What is the Evil Eye?
There is a prevalent belief in a number of cultures that a malicious gaze can bring evil upon the target of the gaze. It is widely understood that some human beings possess powers that allow them to send what may be termed as destructive rays that can harm those they are envious of or simply dislike. An interesting question is how Judaism relates to such ideas. Continue reading
Another Hanukkah, another Gift-Fest?
Hanukkah 5763 (or 2012 according to the non-Jewish calendar) is rolling around and before long we will be racking our brains for appropriate holiday gifts. It has become customary to give gifts on the wintery festival of Hanukkah that celebrates the incredible victory of the band of Jewish guerilla fighters known as the Maccabees who fought against the mighty Greek army. Continue reading

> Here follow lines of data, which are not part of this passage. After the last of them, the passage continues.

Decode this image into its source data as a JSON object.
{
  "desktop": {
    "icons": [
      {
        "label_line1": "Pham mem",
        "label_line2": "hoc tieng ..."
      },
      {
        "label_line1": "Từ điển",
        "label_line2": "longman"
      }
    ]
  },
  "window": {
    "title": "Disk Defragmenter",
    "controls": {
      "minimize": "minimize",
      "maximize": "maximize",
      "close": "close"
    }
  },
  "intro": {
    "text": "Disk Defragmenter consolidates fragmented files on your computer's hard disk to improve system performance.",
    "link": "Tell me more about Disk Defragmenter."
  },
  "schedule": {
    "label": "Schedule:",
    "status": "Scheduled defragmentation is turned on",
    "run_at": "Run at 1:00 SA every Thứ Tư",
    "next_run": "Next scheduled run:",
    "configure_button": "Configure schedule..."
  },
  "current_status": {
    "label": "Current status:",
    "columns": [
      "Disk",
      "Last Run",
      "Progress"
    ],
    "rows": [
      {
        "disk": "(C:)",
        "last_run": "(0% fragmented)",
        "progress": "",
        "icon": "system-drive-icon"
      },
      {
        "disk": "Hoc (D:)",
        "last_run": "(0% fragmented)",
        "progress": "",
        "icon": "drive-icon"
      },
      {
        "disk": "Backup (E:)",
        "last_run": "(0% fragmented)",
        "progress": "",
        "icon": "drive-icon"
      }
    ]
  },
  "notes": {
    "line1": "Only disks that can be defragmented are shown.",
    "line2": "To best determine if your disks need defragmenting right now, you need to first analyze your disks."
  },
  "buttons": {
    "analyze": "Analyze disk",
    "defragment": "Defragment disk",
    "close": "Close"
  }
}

Hanukkah, the eight-day Jewish festival that is celebrated in the Hebrew month of Kislev has taken on a different character in different communities around the world. Due to the long two-thousand year exile from the land of Israel, the Jewish people lived in different countries and over time these different communities celebrated the Jewish holidays with slightly different twists. Today, as the Jewish people return to their homeland it is fascinating to discover the different customs that evolved around the world in different Jewish communities. Here are eight different customs for each one of the eight nights of Chanukah… Continue reading

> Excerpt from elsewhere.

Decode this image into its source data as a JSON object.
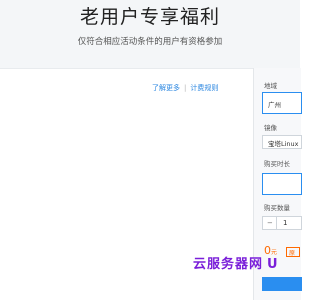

So you may or may not have heard of the magical properties of Dead Sea Cosmetics. For that matter you may or may not have heard of Dead Sea Cosmetics, or even the Dead Sea. So let’s start at the beginning… Continue reading
Mazal Tov!!! Your Jewish friend or family member is tying the knot! Hold on, you’re not so familiar with Jewish customs regarding gift giving for weddings? You don’t know what’s deemed appropriate and don’t want to make an embarrassing social blunder? No worries- here’s our guide to Jewish Gifts for Weddings…
According to the Zohar, we are visited by spiritual guests during the festival of Sukkot, known as Ushpizin. The Ushpizin guests number seven and they are; Abraham, Isaac, Jacob, Moses, Aaron, Joseph and King David. The Lubavitcher Rebbe taught that there are also seven Hassidic Ushpizin that accompany these seven spiritual guests and they are; the Baal Shem Tov, the Maggid of Mezritch, the Alter Rebbe, the Mitteler Rebbe, the Tzemach Tzedek, the Rebbe Maharash and the Rebbe Rashab. Although all of these guests visit our Sukkot on each day of the festival, each day is known to have it’s own special guests. Continue reading
A: According to the Talmud, due to the fact that a poorly-lit room can lead to people tripping up and bickering as a result, Shabbat Candles bring light and as a result tranquility in to the Jewish home. The warm glow of the candles also brings a festive atmosphere in to the house. Continue reading
Rosh Hashanah is the Jewish New Year and lasts for two days, falling at the beginning of the Jewish month of Tishrei. The festival is already in the conscience of Jewish people from the preceding month of Elul which is a time of preparation for the upcoming solemn days of Rosh Hashanah. The day before Rosh Hashanah often goes unnoticed but it has its own interesting prayers and customs and it is a shame to not pay attention to it Continue reading